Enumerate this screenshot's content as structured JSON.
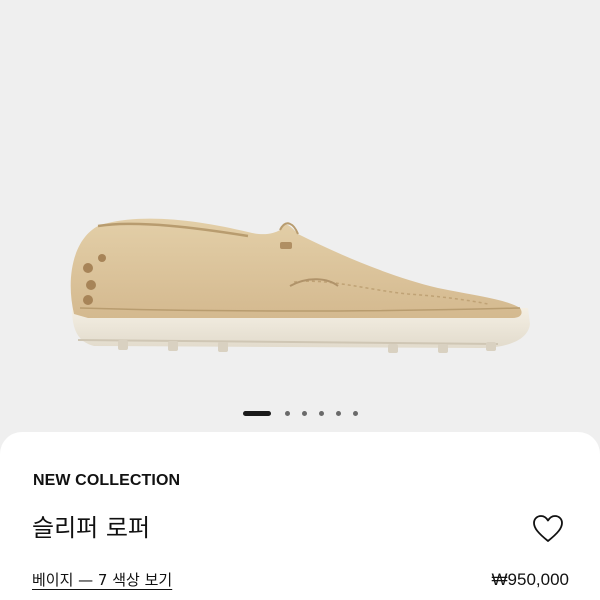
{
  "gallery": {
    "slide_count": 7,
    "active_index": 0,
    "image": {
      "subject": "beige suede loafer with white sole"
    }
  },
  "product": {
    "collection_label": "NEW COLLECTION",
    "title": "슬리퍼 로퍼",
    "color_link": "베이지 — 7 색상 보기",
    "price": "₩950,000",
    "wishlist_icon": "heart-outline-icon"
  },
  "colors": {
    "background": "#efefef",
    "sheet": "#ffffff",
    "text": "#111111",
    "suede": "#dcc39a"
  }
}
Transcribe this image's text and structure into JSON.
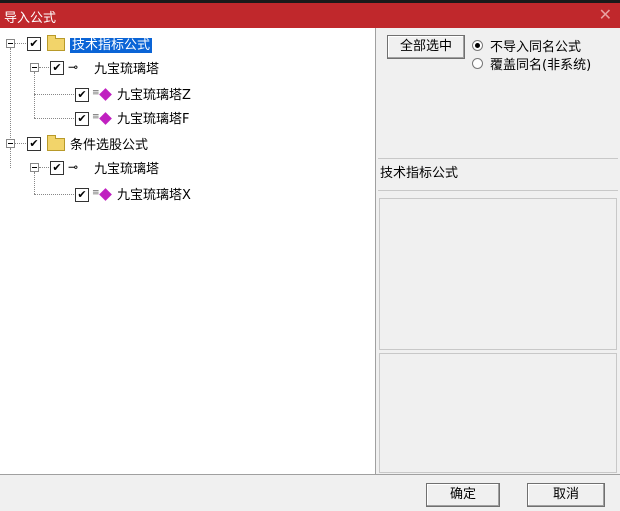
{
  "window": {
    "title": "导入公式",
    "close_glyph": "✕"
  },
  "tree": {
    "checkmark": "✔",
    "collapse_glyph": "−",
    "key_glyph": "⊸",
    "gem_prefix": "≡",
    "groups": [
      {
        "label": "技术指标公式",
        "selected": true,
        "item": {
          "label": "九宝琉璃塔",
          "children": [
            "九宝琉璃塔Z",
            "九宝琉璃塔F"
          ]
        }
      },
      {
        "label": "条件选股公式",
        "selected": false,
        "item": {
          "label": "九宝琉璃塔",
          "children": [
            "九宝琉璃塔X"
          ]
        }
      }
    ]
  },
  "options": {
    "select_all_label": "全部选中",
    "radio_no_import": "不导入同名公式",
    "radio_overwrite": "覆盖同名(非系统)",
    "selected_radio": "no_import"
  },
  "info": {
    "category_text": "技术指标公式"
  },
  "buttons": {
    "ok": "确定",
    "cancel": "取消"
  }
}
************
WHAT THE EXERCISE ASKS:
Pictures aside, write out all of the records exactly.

SOLUTION FOR THIS PROBLEM:
Enumerate this screenshot's content as structured JSON.
{
  "gallery": {
    "slide_count": 7,
    "active_index": 0,
    "image": {
      "subject": "beige suede loafer with white sole"
    }
  },
  "product": {
    "collection_label": "NEW COLLECTION",
    "title": "슬리퍼 로퍼",
    "color_link": "베이지 — 7 색상 보기",
    "price": "₩950,000",
    "wishlist_icon": "heart-outline-icon"
  },
  "colors": {
    "background": "#efefef",
    "sheet": "#ffffff",
    "text": "#111111",
    "suede": "#dcc39a"
  }
}
Transcribe this image's text and structure into JSON.
{
  "window": {
    "title": "导入公式",
    "close_glyph": "✕"
  },
  "tree": {
    "checkmark": "✔",
    "collapse_glyph": "−",
    "key_glyph": "⊸",
    "gem_prefix": "≡",
    "groups": [
      {
        "label": "技术指标公式",
        "selected": true,
        "item": {
          "label": "九宝琉璃塔",
          "children": [
            "九宝琉璃塔Z",
            "九宝琉璃塔F"
          ]
        }
      },
      {
        "label": "条件选股公式",
        "selected": false,
        "item": {
          "label": "九宝琉璃塔",
          "children": [
            "九宝琉璃塔X"
          ]
        }
      }
    ]
  },
  "options": {
    "select_all_label": "全部选中",
    "radio_no_import": "不导入同名公式",
    "radio_overwrite": "覆盖同名(非系统)",
    "selected_radio": "no_import"
  },
  "info": {
    "category_text": "技术指标公式"
  },
  "buttons": {
    "ok": "确定",
    "cancel": "取消"
  }
}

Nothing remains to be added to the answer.